The city’s low unemployment rate of 3.7 percent bodes well for job seekers. Employers such as Nissan North America, Bridgestone Americas, Dollar General, HCA Healthcare, iHeartMedia, Mitsubishi Motors, ICEE Company, and Amazon are all headquartered in Nashville. You can also find jobs in industries such as healthcare, travel and hospitality, music and entertainment, technology, and manufacturing.
Boise is another great option for those who want a more active lifestyle. With over 180 miles of public trails for hiking, mountain biking, and trail running, the city is the third most populous metropolitan area in the Pacific Northwest (after Seattle and Portland), and you’ll be close to world-class Fishing spots, white water rafting, and wineries.
Need another reason to love Boise? Its unemployment rate is as low as 3% and the cost of living is in line with the national average. Technicians can find jobs at companies like Microsoft and Mark Monitor, but Boise also has strong advanced manufacturing, food production, energy, and outdoor recreation industries. If there’s a downside, it’s housing. Prices are expected to average $295 per square foot, with rents averaging $1,679 per month, according to Realtor.com.
If you’re looking to grow with a new city, consider Billings to start over. Billings is Montana’s largest city and still has a small-town feel. It’s close to the Yellowstone River and some of the best fishing and hunting in the country. Its unemployment rate of 3.2 percent is well below the national average, and its home prices are relatively affordable at $143 per square foot. The cost of living is also slightly below the national average at 99 percent, according to Area Vibes.

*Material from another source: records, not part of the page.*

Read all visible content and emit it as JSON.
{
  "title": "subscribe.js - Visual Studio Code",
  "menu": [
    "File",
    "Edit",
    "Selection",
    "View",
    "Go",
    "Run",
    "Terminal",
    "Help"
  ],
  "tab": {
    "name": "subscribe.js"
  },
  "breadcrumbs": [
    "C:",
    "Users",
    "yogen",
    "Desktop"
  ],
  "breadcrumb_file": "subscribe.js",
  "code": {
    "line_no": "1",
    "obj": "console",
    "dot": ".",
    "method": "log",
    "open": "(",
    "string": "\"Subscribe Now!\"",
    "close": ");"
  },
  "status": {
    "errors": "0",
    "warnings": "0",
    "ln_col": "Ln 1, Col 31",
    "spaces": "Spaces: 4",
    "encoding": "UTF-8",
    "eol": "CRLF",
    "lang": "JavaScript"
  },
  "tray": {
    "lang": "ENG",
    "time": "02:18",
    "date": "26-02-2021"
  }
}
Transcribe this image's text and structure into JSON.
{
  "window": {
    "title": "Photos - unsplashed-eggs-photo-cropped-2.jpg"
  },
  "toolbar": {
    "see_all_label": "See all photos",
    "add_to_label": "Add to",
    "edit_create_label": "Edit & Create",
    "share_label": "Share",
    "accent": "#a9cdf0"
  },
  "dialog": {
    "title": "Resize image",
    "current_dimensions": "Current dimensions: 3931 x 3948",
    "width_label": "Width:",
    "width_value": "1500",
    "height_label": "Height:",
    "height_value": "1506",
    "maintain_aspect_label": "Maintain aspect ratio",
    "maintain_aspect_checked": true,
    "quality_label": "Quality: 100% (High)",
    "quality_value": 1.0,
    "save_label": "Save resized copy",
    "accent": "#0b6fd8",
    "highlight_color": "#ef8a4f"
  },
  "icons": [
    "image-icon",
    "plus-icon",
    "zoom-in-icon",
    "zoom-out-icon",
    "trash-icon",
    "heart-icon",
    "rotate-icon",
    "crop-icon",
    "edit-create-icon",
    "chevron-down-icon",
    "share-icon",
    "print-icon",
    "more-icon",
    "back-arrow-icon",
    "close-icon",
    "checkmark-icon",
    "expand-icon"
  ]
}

Billings is great for those who can work remotely. However, if you need a traditional job, you’re likely to find it in energy, food production, and tourism.
Ready to start over?
For more information on the above-mentioned best cities to move to start a new life, check out Moving.com’s city profile report feature. Just enter a zipcode or state and city where you may be relocating to get a free report. The report will include city demographics, real estate information, quality of life factors, and more. For help finding the best moving company, visit Moving.com’s extensive network of reputable and reliable moving companies.